A seven-year study of California’s soupfin sharks by San Diego researchers has revealed the first conclusive case in the animal kingdom of triennial philopatry — meaning the sharks return to the same location every three years, researchers said Wednesday.
Analyzing the tracking data from 34 female soupfin sharks tagged with acoustic transmitters, Scripps Institution of Oceanography researcher and UC San Diego professor Andrew Nosal discovered that the sharks exhibit a triennial migratory cycle, returning to the tagging site off La Jolla every three years.
The study, published in Wednesday’s Journal of Applied Ecology, sheds light on their migration and reproductive cycles and lays the groundwork for potential management strategies amid conservation concerns.

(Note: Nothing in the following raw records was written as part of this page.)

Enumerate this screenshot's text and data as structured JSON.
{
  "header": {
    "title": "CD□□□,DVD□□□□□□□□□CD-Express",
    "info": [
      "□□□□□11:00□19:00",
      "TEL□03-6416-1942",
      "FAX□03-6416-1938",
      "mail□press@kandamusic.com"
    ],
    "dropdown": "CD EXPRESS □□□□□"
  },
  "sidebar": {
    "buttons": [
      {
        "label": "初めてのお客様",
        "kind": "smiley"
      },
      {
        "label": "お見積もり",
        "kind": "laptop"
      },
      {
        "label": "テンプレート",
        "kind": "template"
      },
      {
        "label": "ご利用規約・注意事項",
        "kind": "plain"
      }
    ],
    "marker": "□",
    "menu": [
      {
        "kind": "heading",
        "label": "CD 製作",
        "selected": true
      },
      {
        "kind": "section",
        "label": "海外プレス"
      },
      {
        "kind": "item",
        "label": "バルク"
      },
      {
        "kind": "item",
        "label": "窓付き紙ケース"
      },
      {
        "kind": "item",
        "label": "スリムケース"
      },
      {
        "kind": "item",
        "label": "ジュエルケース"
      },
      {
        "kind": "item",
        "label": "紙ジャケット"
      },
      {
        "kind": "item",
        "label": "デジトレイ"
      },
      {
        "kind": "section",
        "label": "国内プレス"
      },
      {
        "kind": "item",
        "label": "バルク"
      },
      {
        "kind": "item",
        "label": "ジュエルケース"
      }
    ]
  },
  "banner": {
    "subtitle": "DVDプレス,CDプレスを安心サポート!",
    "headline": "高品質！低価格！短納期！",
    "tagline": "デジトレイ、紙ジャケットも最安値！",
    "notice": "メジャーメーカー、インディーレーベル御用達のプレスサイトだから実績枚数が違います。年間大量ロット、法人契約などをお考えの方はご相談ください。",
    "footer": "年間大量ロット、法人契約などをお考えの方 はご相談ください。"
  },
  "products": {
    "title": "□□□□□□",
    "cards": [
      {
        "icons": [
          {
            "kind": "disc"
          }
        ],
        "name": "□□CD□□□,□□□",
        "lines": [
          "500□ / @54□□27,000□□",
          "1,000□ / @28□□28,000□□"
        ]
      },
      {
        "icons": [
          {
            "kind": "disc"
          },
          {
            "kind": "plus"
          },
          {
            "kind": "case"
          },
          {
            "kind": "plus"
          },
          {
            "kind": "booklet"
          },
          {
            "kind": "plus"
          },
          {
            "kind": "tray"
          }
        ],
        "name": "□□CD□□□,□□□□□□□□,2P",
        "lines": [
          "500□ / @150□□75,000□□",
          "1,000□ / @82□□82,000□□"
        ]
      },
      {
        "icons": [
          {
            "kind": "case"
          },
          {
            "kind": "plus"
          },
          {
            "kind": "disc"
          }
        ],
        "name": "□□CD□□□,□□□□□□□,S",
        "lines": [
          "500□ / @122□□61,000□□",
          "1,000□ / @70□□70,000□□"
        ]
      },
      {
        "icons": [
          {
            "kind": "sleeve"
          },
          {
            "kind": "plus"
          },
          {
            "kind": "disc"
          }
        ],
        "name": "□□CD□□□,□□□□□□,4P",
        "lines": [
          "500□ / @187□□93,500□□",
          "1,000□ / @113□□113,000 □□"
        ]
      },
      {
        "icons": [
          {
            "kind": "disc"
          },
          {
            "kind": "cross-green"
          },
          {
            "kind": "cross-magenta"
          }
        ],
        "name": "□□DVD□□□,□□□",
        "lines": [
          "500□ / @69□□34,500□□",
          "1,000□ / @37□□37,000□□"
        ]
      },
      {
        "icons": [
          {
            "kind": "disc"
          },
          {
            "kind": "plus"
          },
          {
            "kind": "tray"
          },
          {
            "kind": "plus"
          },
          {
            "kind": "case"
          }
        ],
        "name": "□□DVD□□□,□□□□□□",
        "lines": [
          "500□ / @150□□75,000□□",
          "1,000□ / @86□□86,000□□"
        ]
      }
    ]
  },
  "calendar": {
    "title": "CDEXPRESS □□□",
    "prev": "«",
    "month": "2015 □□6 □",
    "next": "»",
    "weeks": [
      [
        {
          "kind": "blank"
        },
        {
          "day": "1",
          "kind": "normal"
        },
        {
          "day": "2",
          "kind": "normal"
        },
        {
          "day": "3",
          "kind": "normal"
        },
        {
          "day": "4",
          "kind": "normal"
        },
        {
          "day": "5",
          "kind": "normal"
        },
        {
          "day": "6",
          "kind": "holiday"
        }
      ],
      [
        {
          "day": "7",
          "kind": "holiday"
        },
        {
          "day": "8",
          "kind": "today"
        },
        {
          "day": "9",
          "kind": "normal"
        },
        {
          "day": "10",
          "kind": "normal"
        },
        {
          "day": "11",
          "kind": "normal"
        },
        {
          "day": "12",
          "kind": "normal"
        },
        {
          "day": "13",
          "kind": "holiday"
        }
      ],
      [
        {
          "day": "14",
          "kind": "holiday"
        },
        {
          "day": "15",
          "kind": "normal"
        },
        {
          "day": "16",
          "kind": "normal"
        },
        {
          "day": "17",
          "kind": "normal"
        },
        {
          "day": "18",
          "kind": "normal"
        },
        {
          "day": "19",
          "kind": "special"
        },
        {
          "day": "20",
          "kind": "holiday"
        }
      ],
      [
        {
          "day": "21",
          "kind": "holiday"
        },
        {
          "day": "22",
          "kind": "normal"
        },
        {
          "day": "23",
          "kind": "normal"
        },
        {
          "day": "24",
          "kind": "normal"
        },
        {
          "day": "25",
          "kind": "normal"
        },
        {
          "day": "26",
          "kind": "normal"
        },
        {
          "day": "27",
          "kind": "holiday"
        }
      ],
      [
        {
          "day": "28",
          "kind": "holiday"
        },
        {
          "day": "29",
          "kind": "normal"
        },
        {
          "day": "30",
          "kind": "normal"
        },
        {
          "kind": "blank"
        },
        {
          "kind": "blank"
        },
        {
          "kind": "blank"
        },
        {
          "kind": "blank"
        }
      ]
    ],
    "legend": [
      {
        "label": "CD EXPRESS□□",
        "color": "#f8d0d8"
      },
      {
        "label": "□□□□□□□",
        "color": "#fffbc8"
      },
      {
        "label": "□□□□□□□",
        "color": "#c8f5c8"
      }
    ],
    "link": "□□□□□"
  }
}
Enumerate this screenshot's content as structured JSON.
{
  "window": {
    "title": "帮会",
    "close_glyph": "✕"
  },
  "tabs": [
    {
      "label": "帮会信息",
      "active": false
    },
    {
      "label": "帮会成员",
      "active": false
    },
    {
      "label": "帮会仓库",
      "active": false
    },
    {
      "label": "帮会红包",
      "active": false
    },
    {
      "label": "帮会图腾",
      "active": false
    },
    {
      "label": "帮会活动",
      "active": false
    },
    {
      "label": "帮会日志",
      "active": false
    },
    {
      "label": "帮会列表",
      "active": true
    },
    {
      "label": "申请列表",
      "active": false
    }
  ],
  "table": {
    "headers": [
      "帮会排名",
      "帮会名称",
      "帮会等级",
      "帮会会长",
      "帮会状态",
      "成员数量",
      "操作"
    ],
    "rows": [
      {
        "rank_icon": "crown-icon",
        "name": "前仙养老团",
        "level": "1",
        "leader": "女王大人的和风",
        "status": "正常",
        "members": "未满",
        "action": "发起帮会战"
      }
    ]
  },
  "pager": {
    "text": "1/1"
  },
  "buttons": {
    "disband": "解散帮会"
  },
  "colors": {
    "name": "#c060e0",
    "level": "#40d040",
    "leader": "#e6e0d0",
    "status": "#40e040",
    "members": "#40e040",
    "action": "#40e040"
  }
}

“During the first three years of tagging, none of the sharks returned to La Jolla after leaving,” Nosal said. “We figured the sharks were simply wide-ranging and did not exhibit philopatry.
“Then, in the fourth year, we detected sharks tagged in the first year, and in the fifth year detected sharks tagged in the second year. This indicated a three-year cycle of migration and philopatry, which coincides with their three-year reproductive cycle,” he continued.
Nosal and his colleagues tagged these soupfin sharks over five summers — from 2013 to 2017 — off San Diego beaches, where the sharks are commonly seen congregating in large numbers in the warm shallows.
Using field ultrasound examinations, Nosal confirmed the sharks were pregnant females, likely using the warm water to incubate their developing embryos. The team then tracked the sharks’ movements using a coastal array of more than 300 underwater acoustic receivers positioned along the West Coast.
Most sharks left La Jolla in the fall or winter after tagging, spending the next two years between the Northern Channel Islands and San Francisco Bay, with a few traveling as far as the Pacific Northwest. In these areas, Nosal believes the sharks give birth, feed and mate before returning to La Jolla, where they ovulate and undergo gestation in the warmer waters.
Of the sharks tagged, at least 15% were captured by gillnet fishers in Mexico. Last year, soupfin sharks were elevated to critically endangered status globally by the International Union for Conservation of Nature, due to heavy fishing pressure and steep population declines worldwide.
Soupfin sharks, also known as tope and school sharks, are found worldwide in temperate coastal waters, growing to a length of over six feet and feeding mainly on fish and invertebrates.
Nosal is hopeful that this research may inform any future management strategies, particularly in the United States.
“Suppose managers are monitoring female soupfin shark abundance at some location, such as La Jolla,” he said. “High shark abundance three years in a row may suggest a stable population, but, given the triennial migration cycle, these may actually be three different breeding cohorts within the population. Managers could only compare apples to apples at this location every three years to track population trends.”
Nosal suspects the other populations of soupfin sharks also demonstrate triennial philopatry — a term meaning “home-loving” — but future long-term tracking studies would be needed to confirm this.